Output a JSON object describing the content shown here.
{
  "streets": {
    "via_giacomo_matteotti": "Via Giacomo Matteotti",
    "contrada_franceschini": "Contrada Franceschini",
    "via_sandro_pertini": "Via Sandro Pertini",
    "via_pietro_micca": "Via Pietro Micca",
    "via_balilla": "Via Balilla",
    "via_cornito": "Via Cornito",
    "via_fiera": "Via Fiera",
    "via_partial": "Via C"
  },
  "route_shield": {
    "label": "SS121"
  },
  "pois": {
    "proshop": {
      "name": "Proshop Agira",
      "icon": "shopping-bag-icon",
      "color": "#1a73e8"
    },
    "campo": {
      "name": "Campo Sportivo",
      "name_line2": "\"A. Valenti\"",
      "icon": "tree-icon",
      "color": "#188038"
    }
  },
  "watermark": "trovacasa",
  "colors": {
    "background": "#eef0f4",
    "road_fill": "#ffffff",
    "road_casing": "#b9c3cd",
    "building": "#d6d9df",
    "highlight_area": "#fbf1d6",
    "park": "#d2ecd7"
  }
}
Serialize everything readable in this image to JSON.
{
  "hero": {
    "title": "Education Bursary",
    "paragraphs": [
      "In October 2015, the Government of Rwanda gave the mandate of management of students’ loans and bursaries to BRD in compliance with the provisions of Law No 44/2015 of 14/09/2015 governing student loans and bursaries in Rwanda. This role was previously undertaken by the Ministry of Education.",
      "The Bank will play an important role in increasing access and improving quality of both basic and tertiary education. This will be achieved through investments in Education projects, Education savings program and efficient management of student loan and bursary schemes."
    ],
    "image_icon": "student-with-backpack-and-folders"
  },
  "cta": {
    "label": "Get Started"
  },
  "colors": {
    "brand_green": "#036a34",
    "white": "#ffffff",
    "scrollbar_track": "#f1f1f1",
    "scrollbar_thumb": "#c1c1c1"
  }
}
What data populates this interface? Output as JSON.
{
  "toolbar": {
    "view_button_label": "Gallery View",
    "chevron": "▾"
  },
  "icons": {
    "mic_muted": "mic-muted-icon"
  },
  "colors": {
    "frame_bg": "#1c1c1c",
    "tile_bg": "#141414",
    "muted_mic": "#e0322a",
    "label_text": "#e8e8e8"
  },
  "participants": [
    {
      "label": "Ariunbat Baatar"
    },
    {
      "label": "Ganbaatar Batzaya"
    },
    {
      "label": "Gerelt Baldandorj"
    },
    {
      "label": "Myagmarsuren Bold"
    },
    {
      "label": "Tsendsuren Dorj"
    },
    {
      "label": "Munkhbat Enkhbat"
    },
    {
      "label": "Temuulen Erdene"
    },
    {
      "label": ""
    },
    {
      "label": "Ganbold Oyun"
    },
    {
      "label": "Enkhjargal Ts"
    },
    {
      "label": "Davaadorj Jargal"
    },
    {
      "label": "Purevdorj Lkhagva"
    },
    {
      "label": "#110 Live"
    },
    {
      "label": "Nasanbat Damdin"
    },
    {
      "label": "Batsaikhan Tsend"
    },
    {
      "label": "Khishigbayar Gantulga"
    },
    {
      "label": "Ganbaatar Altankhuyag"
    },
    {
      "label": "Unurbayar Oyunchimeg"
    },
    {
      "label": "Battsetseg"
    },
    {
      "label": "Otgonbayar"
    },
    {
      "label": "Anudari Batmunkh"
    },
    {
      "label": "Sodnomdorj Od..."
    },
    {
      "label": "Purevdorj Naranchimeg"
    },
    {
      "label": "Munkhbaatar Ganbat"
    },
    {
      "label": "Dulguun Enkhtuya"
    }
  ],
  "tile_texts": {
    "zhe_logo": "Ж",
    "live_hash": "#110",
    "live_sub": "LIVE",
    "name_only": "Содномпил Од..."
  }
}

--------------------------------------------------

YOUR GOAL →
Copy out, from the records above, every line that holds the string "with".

RESULT FOR THIS TASK →
      "In October 2015, the Government of Rwanda gave the mandate of management of students’ loans and bursaries to BRD in compliance with the provisions of Law No 44/2015 of 14/09/2015 governing student loans and bursaries in Rwanda. This role was previously undertaken by the Ministry of Education.",
    "image_icon": "student-with-backpack-and-folders"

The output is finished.